Aim of the task:
Scan the listing below for "suppliers", then report every line that has it.

======== Data shown ========

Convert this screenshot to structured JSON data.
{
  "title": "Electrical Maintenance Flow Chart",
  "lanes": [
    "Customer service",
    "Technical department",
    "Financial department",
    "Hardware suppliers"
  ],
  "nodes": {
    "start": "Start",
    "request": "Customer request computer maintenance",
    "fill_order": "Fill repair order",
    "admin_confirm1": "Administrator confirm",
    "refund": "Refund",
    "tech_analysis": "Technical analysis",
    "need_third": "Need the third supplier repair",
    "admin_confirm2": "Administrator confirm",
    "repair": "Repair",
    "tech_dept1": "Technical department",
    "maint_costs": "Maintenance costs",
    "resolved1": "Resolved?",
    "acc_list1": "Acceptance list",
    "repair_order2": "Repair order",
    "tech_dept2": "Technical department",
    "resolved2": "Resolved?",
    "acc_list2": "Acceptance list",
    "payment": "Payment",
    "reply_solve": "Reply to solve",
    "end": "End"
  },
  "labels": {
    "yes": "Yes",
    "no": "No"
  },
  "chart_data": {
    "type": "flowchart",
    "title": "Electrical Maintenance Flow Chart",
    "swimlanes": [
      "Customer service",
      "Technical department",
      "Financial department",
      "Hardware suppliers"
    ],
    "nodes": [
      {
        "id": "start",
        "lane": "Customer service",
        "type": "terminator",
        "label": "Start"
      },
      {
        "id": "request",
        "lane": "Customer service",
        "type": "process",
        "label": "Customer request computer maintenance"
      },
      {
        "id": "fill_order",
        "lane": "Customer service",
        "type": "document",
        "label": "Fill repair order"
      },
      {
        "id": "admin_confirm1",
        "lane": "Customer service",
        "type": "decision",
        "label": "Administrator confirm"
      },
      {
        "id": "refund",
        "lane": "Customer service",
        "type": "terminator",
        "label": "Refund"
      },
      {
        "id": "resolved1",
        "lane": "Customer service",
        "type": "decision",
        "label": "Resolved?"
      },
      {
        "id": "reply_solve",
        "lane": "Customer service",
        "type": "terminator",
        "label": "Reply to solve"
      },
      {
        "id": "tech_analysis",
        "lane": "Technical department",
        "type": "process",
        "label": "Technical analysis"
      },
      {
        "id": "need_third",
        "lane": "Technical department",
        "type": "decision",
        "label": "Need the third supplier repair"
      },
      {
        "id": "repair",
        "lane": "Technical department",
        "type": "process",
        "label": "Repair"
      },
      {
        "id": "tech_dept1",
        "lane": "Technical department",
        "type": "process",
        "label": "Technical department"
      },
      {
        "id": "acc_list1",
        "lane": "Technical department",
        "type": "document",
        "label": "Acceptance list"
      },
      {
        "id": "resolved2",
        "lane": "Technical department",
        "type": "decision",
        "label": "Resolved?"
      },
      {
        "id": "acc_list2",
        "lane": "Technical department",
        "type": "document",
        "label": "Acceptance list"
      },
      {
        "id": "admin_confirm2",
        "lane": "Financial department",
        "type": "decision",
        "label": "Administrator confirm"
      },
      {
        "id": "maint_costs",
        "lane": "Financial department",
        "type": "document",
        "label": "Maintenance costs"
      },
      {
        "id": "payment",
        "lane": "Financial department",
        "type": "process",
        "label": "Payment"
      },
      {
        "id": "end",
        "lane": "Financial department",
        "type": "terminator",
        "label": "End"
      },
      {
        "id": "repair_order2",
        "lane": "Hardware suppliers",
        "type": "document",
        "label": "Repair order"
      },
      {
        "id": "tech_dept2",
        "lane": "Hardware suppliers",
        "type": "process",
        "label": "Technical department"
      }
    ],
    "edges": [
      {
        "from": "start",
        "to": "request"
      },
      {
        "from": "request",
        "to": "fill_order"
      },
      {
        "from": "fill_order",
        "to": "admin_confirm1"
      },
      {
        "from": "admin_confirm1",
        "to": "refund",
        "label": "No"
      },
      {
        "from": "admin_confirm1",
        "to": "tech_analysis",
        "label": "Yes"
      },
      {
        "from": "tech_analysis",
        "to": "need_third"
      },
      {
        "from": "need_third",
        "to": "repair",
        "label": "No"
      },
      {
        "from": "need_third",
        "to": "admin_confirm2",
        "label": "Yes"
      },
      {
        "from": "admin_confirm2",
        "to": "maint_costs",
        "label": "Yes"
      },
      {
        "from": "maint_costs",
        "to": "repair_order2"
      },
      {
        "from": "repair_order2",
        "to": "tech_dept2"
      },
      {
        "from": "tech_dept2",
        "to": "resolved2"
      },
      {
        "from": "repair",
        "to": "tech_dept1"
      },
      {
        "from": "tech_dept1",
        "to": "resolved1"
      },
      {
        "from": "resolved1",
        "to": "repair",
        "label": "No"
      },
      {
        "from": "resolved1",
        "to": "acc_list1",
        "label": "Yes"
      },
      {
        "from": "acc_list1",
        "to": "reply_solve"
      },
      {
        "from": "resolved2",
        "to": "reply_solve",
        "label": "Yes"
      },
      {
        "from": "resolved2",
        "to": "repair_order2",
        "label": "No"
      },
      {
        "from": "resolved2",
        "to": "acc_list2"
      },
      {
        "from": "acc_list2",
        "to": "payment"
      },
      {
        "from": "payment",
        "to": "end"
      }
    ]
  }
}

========

Written solution:
    "Hardware suppliers"
      "Hardware suppliers"
        "lane": "Hardware suppliers",
        "lane": "Hardware suppliers",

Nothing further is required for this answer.